JOEL - You would have to show me the references of those statements for me to comment on them. Here is what I know about the matter.
The Church opposes abortion and counsels its members not to submit to or perform an abortion except in the rare cases where, in the opinion of competent medical counsel, the life or good health of the mother is seriously endangered or where the pregnancy was caused by rape and produces serious emotional trauma in the mother. Even then it should be done only after counseling with the local presiding priesthood authority and after receiving divine confirmation through prayer.
According to the Church Handbook: "As far as has been revealed, a person may repent and be forgiven for the sin of abortion."
Ezra Taft Benson declared the seriousness of this sin:
"Let me warn the sisters in all seriousness that you who submit yourselves to an abortion or to an operation that precludes you from safely having additional healthy children are jeopardizing your exaltation and your future membership in the kingdom of God." (Teachings of Ezra Taft Benson)
"Jeopardizing your exaltation" is a serious thing but is not the same as completely losing your exaltation. Here is a statement made by President David O. McKay and his counselors, Stephen L. Richards and J. Reuben Clark Jr., which continues to represent the attitude and position of the Church:
"As the matter stands today, no definite statement has been made by the Lord one way or another regarding the crime of abortion, so far as is known, he has not listed it alongside the crime of the unpardonable sin and shedding of innocent human blood. That he has not done so would suggest that it is not in that class of crime and therefore that it will be amenable to the laws of repentance and forgiveness."

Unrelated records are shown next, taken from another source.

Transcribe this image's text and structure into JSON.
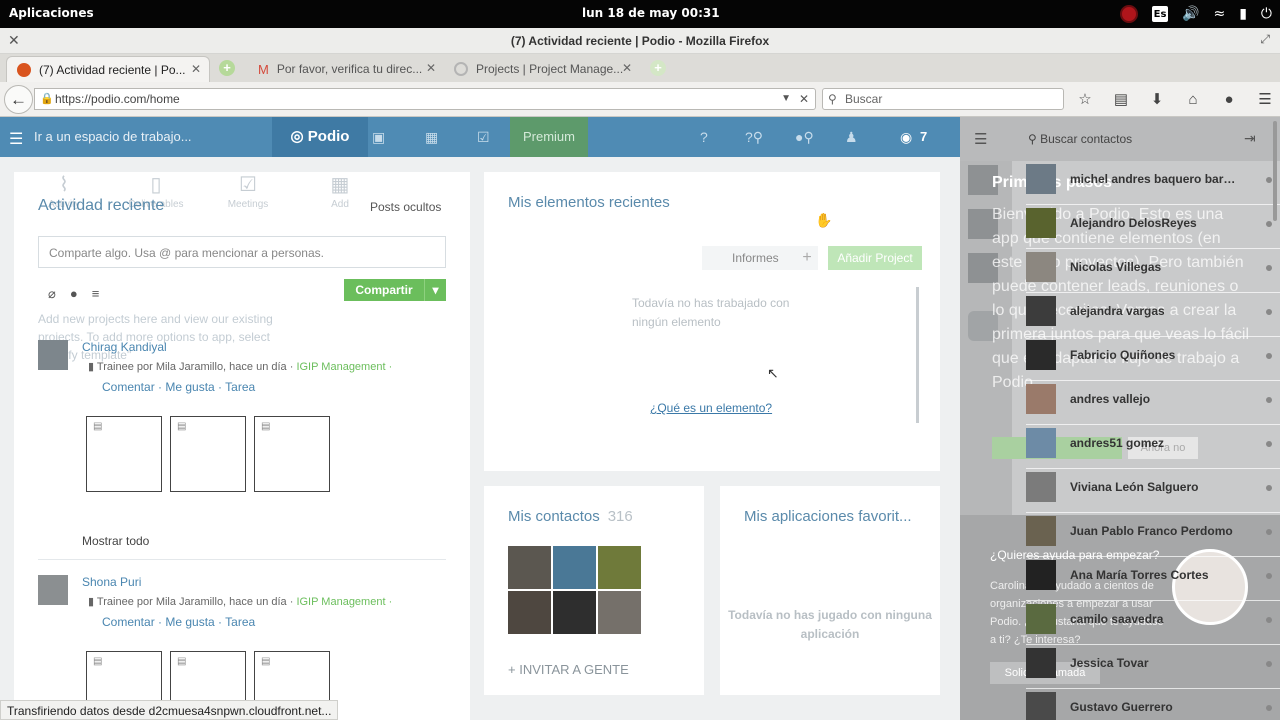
{
  "os_bar": {
    "apps_label": "Aplicaciones",
    "clock": "lun 18 de may   00:31",
    "kbd_layout": "Es"
  },
  "window": {
    "title": "(7) Actividad reciente | Podio - Mozilla Firefox"
  },
  "tabs": [
    {
      "label": "(7) Actividad reciente | Po...",
      "active": true,
      "favicon_color": "#d9541e"
    },
    {
      "label": "Por favor, verifica tu direc...",
      "active": false,
      "favicon_color": "#d44b3c"
    },
    {
      "label": "Projects | Project Manage...",
      "active": false,
      "favicon_color": "#b4b4b4"
    }
  ],
  "navbar": {
    "url": "https://podio.com/home",
    "search_placeholder": "Buscar"
  },
  "podio_header": {
    "workspace_placeholder": "Ir a un espacio de trabajo...",
    "logo": "Podio",
    "premium": "Premium",
    "notifications_count": "7"
  },
  "activity": {
    "ghost_tabs": [
      "Activity",
      "Deliverables",
      "Meetings",
      "Add"
    ],
    "title": "Actividad reciente",
    "hidden_posts": "Posts ocultos",
    "share_placeholder": "Comparte algo. Usa @ para mencionar a personas.",
    "share_button": "Compartir",
    "ghost_text": "Add new projects here and view our existing projects. To add more options to app, select \"Modify template\"",
    "posts": [
      {
        "name": "Chirag Kandiyal",
        "meta": "Trainee por Mila Jaramillo, hace un día · ",
        "workspace": "IGIP Management ·",
        "actions": "Comentar · Me gusta · Tarea"
      },
      {
        "name": "Shona Puri",
        "meta": "Trainee por Mila Jaramillo, hace un día · ",
        "workspace": "IGIP Management ·",
        "actions": "Comentar · Me gusta · Tarea"
      }
    ],
    "show_all": "Mostrar todo"
  },
  "recent_items": {
    "title": "Mis elementos recientes",
    "reports": "Informes",
    "add_project": "Añadir Project",
    "empty": "Todavía no has trabajado con ningún elemento",
    "what_link": "¿Qué es un elemento?"
  },
  "contacts_card": {
    "title": "Mis contactos",
    "count": "316",
    "invite": "+ INVITAR A GENTE"
  },
  "apps_card": {
    "title": "Mis aplicaciones favorit...",
    "empty": "Todavía no has jugado con ninguna aplicación"
  },
  "status_bar": "Transfiriendo datos desde d2cmuesa4snpwn.cloudfront.net...",
  "sidebar": {
    "search_placeholder": "Buscar contactos",
    "ghost_heading": "Primeros pasos",
    "ghost_para": "Bienvenido a Podio. Esto es una app que contiene elementos (en este caso proyectos). Pero también puede contener leads, reuniones o lo que necesites. Vamos a crear la primera juntos para que veas lo fácil que es adaptar tu flujo de trabajo a Podio.",
    "ghost_btn_secondary": "Ahora no",
    "help_question": "¿Quieres ayuda para empezar?",
    "help_text": "Carolina ha ayudado a cientos de organizaciones a empezar a usar Podio. ¿Te gustaría que te ayudase a ti? ¿Te interesa?",
    "help_button": "Solicitar llamada",
    "contacts": [
      "michel andres baquero bara...",
      "Alejandro DelosReyes",
      "Nicolas Villegas",
      "alejandra vargas",
      "Fabricio Quiñones",
      "andres vallejo",
      "andres51 gomez",
      "Viviana León Salguero",
      "Juan Pablo Franco Perdomo",
      "Ana María Torres Cortes",
      "camilo saavedra",
      "Jessica Tovar",
      "Gustavo Guerrero"
    ]
  }
}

If something is amenable to the laws of repentance and forgiveness and if God has not listed it among the unpardonable sin and shedding of innocent blood then it can not be the same as in David's case who did cause the shedding of innocent blood and sacrificed his exaltation. We must therefore assume that it would still be possible for someone who has an elective abortion to gain exaltation if they satisfy the full requirements of repentance. But of course God must be the final judge in such matters.